Over the years there have been several other fatalities in the race, but one of the most spectacular accidents that did not result in any deaths happened in 1999 when the Mercedes team had aerodynamic problems that caused lift when traveling over the hill on the Mulsanne straight at speeds over 200 mph. Driver Mark Webber flipped his Mercedes GT1 twice, once during the test day and another during race warm-up. However it was Peter Dumbreck who launched his Mercedes 6 meters into the air and completing three back flips before landing in the forest at the side of the track. As spectacular as it was, no one was seriously injured.
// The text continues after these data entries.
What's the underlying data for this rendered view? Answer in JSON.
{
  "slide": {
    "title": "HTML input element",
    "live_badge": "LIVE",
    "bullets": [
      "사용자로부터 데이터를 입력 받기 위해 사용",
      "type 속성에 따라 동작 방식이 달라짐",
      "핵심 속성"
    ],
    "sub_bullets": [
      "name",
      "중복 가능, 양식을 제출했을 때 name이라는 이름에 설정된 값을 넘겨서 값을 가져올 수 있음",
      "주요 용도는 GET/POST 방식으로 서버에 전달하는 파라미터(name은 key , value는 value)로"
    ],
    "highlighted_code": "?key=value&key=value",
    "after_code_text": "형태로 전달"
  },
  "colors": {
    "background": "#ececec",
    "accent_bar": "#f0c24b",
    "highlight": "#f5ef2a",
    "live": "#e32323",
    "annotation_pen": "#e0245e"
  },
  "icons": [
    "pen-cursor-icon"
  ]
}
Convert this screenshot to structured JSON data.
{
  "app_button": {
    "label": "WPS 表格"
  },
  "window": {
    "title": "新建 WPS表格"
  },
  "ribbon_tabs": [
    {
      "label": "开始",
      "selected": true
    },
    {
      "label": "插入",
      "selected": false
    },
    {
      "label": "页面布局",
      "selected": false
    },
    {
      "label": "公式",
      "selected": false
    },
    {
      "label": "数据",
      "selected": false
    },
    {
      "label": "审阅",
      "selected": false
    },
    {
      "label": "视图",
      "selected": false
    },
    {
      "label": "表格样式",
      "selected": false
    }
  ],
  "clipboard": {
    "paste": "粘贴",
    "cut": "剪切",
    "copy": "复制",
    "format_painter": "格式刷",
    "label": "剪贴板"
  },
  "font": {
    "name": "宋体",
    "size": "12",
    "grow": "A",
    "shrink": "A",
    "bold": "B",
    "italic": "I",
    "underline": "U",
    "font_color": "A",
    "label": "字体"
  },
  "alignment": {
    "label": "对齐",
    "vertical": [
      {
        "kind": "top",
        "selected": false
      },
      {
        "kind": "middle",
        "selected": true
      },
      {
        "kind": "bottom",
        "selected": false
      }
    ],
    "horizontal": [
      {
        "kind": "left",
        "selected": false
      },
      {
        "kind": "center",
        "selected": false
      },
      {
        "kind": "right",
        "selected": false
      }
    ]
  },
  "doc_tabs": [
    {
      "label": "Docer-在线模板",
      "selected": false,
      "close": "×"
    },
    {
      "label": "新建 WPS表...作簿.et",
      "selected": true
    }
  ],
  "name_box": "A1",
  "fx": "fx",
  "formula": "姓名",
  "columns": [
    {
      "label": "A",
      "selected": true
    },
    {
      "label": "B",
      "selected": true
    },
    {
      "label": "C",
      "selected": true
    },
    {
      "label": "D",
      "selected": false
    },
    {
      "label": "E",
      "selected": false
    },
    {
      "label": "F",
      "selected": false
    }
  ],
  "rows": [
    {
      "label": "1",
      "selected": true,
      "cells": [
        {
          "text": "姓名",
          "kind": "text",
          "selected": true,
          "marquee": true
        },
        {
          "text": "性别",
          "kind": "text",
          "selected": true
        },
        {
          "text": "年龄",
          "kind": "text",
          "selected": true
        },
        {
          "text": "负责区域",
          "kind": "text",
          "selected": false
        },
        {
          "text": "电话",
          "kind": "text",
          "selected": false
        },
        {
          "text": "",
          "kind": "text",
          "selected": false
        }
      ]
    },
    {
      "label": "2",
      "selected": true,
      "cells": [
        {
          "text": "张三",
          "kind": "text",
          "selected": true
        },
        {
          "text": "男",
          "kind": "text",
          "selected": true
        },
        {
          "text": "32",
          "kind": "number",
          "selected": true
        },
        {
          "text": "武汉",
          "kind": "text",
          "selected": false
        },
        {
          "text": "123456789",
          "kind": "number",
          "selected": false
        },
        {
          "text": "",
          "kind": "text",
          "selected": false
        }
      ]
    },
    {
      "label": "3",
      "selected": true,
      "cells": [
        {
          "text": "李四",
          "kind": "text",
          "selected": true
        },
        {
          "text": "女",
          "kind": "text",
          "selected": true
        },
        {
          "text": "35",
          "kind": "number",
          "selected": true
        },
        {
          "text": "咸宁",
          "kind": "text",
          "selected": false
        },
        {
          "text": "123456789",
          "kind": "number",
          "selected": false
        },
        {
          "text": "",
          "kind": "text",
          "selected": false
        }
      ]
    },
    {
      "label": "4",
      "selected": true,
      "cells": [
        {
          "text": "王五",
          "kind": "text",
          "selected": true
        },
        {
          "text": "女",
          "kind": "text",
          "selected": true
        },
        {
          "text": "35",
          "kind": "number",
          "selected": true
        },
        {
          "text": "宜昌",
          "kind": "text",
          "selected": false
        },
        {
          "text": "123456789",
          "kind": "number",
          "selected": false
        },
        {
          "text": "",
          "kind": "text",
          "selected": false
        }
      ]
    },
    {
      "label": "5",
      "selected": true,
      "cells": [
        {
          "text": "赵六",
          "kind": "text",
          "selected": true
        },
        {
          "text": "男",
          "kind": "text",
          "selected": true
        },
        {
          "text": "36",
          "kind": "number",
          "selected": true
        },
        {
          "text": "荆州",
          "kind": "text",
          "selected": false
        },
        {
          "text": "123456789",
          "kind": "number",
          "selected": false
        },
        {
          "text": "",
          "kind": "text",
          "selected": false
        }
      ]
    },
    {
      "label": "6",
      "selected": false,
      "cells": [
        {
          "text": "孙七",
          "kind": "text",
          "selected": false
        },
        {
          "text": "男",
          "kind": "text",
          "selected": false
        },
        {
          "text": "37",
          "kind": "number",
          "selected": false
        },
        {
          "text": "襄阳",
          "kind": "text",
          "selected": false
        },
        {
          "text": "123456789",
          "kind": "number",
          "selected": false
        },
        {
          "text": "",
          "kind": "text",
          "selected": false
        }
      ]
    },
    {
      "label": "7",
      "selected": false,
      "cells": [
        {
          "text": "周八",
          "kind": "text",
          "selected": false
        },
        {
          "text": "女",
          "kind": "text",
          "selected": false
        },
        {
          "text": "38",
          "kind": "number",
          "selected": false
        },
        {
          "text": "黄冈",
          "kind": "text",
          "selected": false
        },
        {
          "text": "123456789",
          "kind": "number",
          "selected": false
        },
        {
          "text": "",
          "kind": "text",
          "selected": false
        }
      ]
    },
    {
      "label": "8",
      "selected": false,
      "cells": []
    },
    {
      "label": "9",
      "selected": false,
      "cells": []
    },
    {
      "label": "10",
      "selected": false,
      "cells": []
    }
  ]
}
And so we have it, this great race has completed yet another great feat of endurance, with the upstart Peugeot team finally getting their first win with the 908 diesel powered LMP1 car. The giant known as Audi finally met its fate with only its #1 car finishing on the bottom step of the podium after nearly a decade of domination. Porsche and Ferrari continued the epic battles that once dominated the top classes, with the F-430’s proving that Porsche, like Audi, can be beaten. The race is over, thousands are finally getting some sleep, all but the engineers, already hard at work finding the winning combination for the second weekend of June, 2010.